For statistics on one confectionery product, U.S. sales of sugar-free chewing gum were $893.5 million for the 52 weeks ended Aug. 11, 2007, which compared with $543.9 million for the 52 weeks ended Aug. 16, 2003, according to The Nielsen Co. Sales covered U.S. food, drug and mass merchandisers, not including Wal-Mart.
The Wm. Wrigley Jr. Co., Chicago, plans to promote a Sept. 25 decision by the American Dental Association (see Page 10). The A.D.A.’s Council on Scientific Affairs awarded the A.D.A. Seal of Acceptance to Wrigley sugar-free chewing gums Orbit, Extra and Eclipse because they clinically are shown to help prevent cavities, reduce plaque and strengthen teeth. None of the three Wrigley gum varieties have isomaltulose on their respective ingredient lists, but such polyol sweeteners as sorbitol, mannitol and maltitol are on the ingredient lists as are other sweeteners aspartame, acesulfame potassium and sucralose.
Products designed for preschool children might be another opportunity for sugar-free or tooth-friendly claims. Tooth decay in primary or baby teeth of children aged 2 to 5 increased to 28% for the years 1999-2004, as compared with 24% for the years 1988-94, according to a report released in April by the Centers for Disease Control and Prevention, Atlanta.

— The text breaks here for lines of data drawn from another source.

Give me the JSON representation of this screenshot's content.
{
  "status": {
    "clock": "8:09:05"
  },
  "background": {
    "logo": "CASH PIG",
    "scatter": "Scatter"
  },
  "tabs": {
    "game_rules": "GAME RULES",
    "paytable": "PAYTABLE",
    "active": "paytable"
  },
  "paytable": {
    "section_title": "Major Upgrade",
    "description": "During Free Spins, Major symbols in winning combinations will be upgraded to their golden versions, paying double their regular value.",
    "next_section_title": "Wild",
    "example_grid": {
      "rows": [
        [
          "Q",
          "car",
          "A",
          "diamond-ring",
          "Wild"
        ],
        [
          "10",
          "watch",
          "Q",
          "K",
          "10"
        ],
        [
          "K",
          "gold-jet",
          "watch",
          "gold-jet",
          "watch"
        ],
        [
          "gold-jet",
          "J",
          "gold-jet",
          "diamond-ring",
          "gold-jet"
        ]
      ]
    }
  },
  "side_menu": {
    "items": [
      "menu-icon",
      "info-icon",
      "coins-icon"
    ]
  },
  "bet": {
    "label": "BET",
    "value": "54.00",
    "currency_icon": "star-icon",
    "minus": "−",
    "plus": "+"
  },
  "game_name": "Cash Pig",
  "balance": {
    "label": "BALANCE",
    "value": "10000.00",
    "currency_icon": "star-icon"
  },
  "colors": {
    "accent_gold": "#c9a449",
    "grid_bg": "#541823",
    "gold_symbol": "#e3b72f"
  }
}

"If combined with other ingredients resistant to fermentation in the mouth in healthy drink concepts, Palatinose can contribute to lowering the prevalence of tooth decay among toddlers," Ms. Lipp said.
Isomaltulose is not excluded from any product marketed to children, according to Cargill.
Isomaltulose is a carbohydrate and sugar and not a polyol. All polyols, also known as sugar alcohols, qualify for the F.D.A.’s claim about not promoting tooth decay. The polyols xylitol and sorbitol scored highest in a report evaluating non-cariogenic sweeteners and the prevention of dental caries. The Harvard School of Medicine, Boston, reviewed 14 clinical studies for the report, which was released early this decade.
The highest caries reductions were observed in subjects using xylitol. Xylitol, a naturally occurring 5-carbon polyol sweetener, is 40% as sweet as sucrose and has a caloric value of 2.4 kcal/gram, which compares with 4 kcal/gram for sucrose. Danisco offers xylitol for use in such products as chewing gum and confectionery.
Isomaltulose is half as sweet as sucrose and has the same caloric value as sucrose. Palatinose isomaltulose is slowly and fully digested in the small intestine, Ms. Lipp said. Xtend isomaltulose is obtained from sucrose by enzymatic conversion and has the same energy value as sucrose, but it is digested more slowly and absorbed completely, which results in sustained release of energy to the body, according to Cargill.
This article can also be found in the digital edition of Food Business News, October 2, 2007, starting on Page 54. Click